• Dataset rows for apps and sites:
== Segment start ==
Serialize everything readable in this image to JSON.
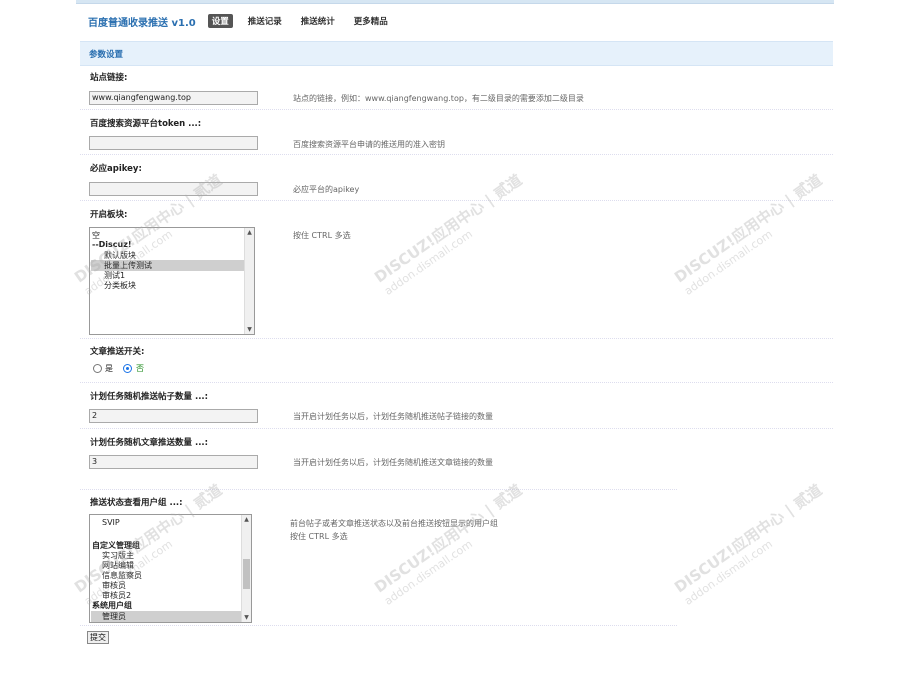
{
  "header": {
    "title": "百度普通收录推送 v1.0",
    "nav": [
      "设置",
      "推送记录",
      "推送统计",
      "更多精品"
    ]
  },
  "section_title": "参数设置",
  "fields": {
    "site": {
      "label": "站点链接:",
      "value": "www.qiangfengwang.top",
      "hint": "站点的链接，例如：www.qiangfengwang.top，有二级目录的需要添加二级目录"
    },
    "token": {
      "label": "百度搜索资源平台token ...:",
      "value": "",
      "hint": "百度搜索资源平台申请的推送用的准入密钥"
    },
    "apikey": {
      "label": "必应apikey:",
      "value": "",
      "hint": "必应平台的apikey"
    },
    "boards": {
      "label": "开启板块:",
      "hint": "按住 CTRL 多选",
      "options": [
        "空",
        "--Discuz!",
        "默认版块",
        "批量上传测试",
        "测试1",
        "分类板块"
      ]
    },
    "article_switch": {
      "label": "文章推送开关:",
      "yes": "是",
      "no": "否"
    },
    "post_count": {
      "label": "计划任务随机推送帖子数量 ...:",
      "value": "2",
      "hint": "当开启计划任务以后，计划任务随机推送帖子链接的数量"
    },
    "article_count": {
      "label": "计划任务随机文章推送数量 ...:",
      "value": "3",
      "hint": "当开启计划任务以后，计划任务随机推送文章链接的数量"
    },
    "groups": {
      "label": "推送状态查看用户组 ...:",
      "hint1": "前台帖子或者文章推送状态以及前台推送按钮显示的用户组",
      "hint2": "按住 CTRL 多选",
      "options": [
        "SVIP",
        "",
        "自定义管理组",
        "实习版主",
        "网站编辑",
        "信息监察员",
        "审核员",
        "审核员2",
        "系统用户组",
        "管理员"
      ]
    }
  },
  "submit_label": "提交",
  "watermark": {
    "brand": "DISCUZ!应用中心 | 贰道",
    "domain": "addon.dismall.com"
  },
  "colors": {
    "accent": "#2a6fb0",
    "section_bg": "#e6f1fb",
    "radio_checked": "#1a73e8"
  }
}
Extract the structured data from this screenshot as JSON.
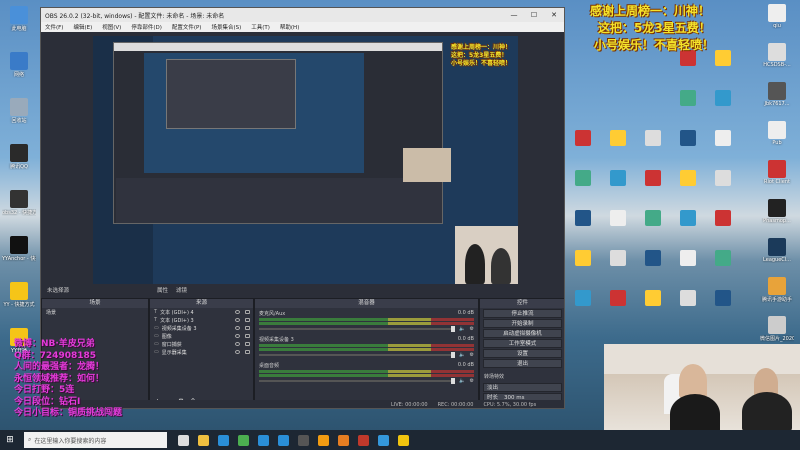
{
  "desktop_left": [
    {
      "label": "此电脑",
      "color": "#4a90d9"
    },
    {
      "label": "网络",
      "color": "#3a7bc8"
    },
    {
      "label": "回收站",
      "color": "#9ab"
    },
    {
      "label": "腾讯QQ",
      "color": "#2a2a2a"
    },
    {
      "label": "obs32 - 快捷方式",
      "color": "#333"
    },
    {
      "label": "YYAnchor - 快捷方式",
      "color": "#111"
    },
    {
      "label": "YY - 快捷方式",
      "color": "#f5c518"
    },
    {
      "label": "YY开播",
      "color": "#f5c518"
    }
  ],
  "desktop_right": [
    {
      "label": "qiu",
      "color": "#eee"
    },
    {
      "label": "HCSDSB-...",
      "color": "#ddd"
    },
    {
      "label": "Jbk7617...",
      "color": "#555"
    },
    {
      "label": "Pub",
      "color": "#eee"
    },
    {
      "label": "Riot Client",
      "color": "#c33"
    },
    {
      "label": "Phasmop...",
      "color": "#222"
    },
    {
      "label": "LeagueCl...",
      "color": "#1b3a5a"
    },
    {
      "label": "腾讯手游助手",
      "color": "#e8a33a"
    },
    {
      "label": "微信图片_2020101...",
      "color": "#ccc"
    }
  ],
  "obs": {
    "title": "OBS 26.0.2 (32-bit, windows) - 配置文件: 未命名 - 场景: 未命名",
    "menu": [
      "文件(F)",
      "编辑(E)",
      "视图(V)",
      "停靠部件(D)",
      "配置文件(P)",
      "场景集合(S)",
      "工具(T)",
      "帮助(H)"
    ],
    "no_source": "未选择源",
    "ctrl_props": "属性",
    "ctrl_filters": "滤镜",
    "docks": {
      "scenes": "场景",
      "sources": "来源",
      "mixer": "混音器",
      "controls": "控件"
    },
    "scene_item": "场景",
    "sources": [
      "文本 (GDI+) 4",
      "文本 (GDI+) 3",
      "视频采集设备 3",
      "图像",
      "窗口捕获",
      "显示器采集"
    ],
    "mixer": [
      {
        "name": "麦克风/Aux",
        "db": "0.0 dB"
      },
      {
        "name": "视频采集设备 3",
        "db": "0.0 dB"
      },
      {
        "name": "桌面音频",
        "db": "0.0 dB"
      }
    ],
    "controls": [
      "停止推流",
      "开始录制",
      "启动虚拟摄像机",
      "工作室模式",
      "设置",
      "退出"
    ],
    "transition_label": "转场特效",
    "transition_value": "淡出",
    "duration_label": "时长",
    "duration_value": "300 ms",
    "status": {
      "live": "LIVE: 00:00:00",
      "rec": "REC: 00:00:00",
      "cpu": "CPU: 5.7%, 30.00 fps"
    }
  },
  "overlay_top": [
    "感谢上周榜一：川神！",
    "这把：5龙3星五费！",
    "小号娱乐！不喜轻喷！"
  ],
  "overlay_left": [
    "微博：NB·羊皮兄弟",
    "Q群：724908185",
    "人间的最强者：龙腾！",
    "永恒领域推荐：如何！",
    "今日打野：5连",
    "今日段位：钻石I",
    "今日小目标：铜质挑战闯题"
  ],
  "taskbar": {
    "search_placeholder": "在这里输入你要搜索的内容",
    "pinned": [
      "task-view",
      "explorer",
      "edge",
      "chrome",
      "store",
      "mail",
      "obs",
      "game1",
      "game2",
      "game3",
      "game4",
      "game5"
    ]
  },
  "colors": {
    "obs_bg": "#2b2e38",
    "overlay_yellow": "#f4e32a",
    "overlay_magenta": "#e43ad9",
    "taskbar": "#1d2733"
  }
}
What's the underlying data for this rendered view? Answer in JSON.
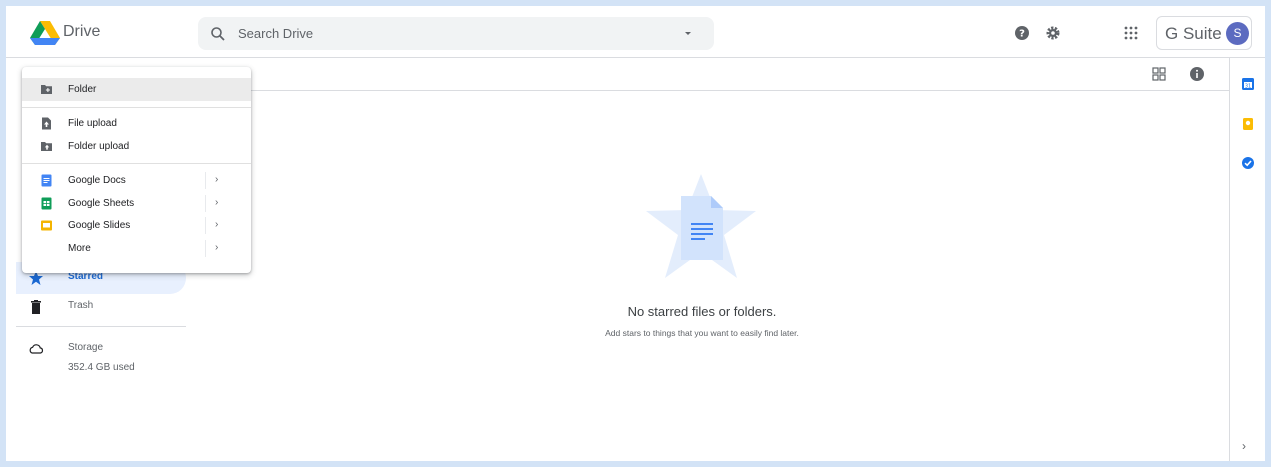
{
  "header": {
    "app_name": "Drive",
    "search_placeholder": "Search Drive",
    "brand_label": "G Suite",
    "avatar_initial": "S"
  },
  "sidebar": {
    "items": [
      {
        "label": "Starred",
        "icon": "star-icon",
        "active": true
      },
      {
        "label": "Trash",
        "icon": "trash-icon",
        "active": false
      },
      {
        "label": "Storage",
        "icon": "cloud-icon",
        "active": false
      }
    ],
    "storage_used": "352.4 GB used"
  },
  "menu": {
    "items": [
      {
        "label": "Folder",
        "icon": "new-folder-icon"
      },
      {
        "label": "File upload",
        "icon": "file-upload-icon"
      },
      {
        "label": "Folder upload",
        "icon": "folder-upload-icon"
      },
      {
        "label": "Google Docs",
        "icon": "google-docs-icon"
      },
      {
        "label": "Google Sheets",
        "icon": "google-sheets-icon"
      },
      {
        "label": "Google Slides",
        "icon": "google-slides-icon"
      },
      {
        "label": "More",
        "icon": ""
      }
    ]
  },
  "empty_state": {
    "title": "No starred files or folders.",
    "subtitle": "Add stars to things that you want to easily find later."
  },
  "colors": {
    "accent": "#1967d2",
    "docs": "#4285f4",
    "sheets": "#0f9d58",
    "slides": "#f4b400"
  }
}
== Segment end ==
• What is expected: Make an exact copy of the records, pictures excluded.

• Output:
Serialize everything readable in this image to JSON.
{
  "header": {
    "title": "百度普通收录推送 v1.0",
    "nav": [
      "设置",
      "推送记录",
      "推送统计",
      "更多精品"
    ]
  },
  "section_title": "参数设置",
  "fields": {
    "site": {
      "label": "站点链接:",
      "value": "www.qiangfengwang.top",
      "hint": "站点的链接，例如：www.qiangfengwang.top，有二级目录的需要添加二级目录"
    },
    "token": {
      "label": "百度搜索资源平台token ...:",
      "value": "",
      "hint": "百度搜索资源平台申请的推送用的准入密钥"
    },
    "apikey": {
      "label": "必应apikey:",
      "value": "",
      "hint": "必应平台的apikey"
    },
    "boards": {
      "label": "开启板块:",
      "hint": "按住 CTRL 多选",
      "options": [
        "空",
        "--Discuz!",
        "默认版块",
        "批量上传测试",
        "测试1",
        "分类板块"
      ]
    },
    "article_switch": {
      "label": "文章推送开关:",
      "yes": "是",
      "no": "否"
    },
    "post_count": {
      "label": "计划任务随机推送帖子数量 ...:",
      "value": "2",
      "hint": "当开启计划任务以后，计划任务随机推送帖子链接的数量"
    },
    "article_count": {
      "label": "计划任务随机文章推送数量 ...:",
      "value": "3",
      "hint": "当开启计划任务以后，计划任务随机推送文章链接的数量"
    },
    "groups": {
      "label": "推送状态查看用户组 ...:",
      "hint1": "前台帖子或者文章推送状态以及前台推送按钮显示的用户组",
      "hint2": "按住 CTRL 多选",
      "options": [
        "SVIP",
        "",
        "自定义管理组",
        "实习版主",
        "网站编辑",
        "信息监察员",
        "审核员",
        "审核员2",
        "系统用户组",
        "管理员"
      ]
    }
  },
  "submit_label": "提交",
  "watermark": {
    "brand": "DISCUZ!应用中心 | 贰道",
    "domain": "addon.dismall.com"
  },
  "colors": {
    "accent": "#2a6fb0",
    "section_bg": "#e6f1fb",
    "radio_checked": "#1a73e8"
  }
}
Extract the structured data from this screenshot as JSON.
{
  "desktop_left": [
    {
      "label": "此电脑",
      "color": "#4a90d9"
    },
    {
      "label": "网络",
      "color": "#3a7bc8"
    },
    {
      "label": "回收站",
      "color": "#9ab"
    },
    {
      "label": "腾讯QQ",
      "color": "#2a2a2a"
    },
    {
      "label": "obs32 - 快捷方式",
      "color": "#333"
    },
    {
      "label": "YYAnchor - 快捷方式",
      "color": "#111"
    },
    {
      "label": "YY - 快捷方式",
      "color": "#f5c518"
    },
    {
      "label": "YY开播",
      "color": "#f5c518"
    }
  ],
  "desktop_right": [
    {
      "label": "qiu",
      "color": "#eee"
    },
    {
      "label": "HCSDSB-...",
      "color": "#ddd"
    },
    {
      "label": "Jbk7617...",
      "color": "#555"
    },
    {
      "label": "Pub",
      "color": "#eee"
    },
    {
      "label": "Riot Client",
      "color": "#c33"
    },
    {
      "label": "Phasmop...",
      "color": "#222"
    },
    {
      "label": "LeagueCl...",
      "color": "#1b3a5a"
    },
    {
      "label": "腾讯手游助手",
      "color": "#e8a33a"
    },
    {
      "label": "微信图片_2020101...",
      "color": "#ccc"
    }
  ],
  "obs": {
    "title": "OBS 26.0.2 (32-bit, windows) - 配置文件: 未命名 - 场景: 未命名",
    "menu": [
      "文件(F)",
      "编辑(E)",
      "视图(V)",
      "停靠部件(D)",
      "配置文件(P)",
      "场景集合(S)",
      "工具(T)",
      "帮助(H)"
    ],
    "no_source": "未选择源",
    "ctrl_props": "属性",
    "ctrl_filters": "滤镜",
    "docks": {
      "scenes": "场景",
      "sources": "来源",
      "mixer": "混音器",
      "controls": "控件"
    },
    "scene_item": "场景",
    "sources": [
      "文本 (GDI+) 4",
      "文本 (GDI+) 3",
      "视频采集设备 3",
      "图像",
      "窗口捕获",
      "显示器采集"
    ],
    "mixer": [
      {
        "name": "麦克风/Aux",
        "db": "0.0 dB"
      },
      {
        "name": "视频采集设备 3",
        "db": "0.0 dB"
      },
      {
        "name": "桌面音频",
        "db": "0.0 dB"
      }
    ],
    "controls": [
      "停止推流",
      "开始录制",
      "启动虚拟摄像机",
      "工作室模式",
      "设置",
      "退出"
    ],
    "transition_label": "转场特效",
    "transition_value": "淡出",
    "duration_label": "时长",
    "duration_value": "300 ms",
    "status": {
      "live": "LIVE: 00:00:00",
      "rec": "REC: 00:00:00",
      "cpu": "CPU: 5.7%, 30.00 fps"
    }
  },
  "overlay_top": [
    "感谢上周榜一：川神！",
    "这把：5龙3星五费！",
    "小号娱乐！不喜轻喷！"
  ],
  "overlay_left": [
    "微博：NB·羊皮兄弟",
    "Q群：724908185",
    "人间的最强者：龙腾！",
    "永恒领域推荐：如何！",
    "今日打野：5连",
    "今日段位：钻石I",
    "今日小目标：铜质挑战闯题"
  ],
  "taskbar": {
    "search_placeholder": "在这里输入你要搜索的内容",
    "pinned": [
      "task-view",
      "explorer",
      "edge",
      "chrome",
      "store",
      "mail",
      "obs",
      "game1",
      "game2",
      "game3",
      "game4",
      "game5"
    ]
  },
  "colors": {
    "obs_bg": "#2b2e38",
    "overlay_yellow": "#f4e32a",
    "overlay_magenta": "#e43ad9",
    "taskbar": "#1d2733"
  }
}
What's the underlying data for this rendered view? Answer in JSON.
{
  "header": {
    "app_name": "Drive",
    "search_placeholder": "Search Drive",
    "brand_label": "G Suite",
    "avatar_initial": "S"
  },
  "sidebar": {
    "items": [
      {
        "label": "Starred",
        "icon": "star-icon",
        "active": true
      },
      {
        "label": "Trash",
        "icon": "trash-icon",
        "active": false
      },
      {
        "label": "Storage",
        "icon": "cloud-icon",
        "active": false
      }
    ],
    "storage_used": "352.4 GB used"
  },
  "menu": {
    "items": [
      {
        "label": "Folder",
        "icon": "new-folder-icon"
      },
      {
        "label": "File upload",
        "icon": "file-upload-icon"
      },
      {
        "label": "Folder upload",
        "icon": "folder-upload-icon"
      },
      {
        "label": "Google Docs",
        "icon": "google-docs-icon"
      },
      {
        "label": "Google Sheets",
        "icon": "google-sheets-icon"
      },
      {
        "label": "Google Slides",
        "icon": "google-slides-icon"
      },
      {
        "label": "More",
        "icon": ""
      }
    ]
  },
  "empty_state": {
    "title": "No starred files or folders.",
    "subtitle": "Add stars to things that you want to easily find later."
  },
  "colors": {
    "accent": "#1967d2",
    "docs": "#4285f4",
    "sheets": "#0f9d58",
    "slides": "#f4b400"
  }
}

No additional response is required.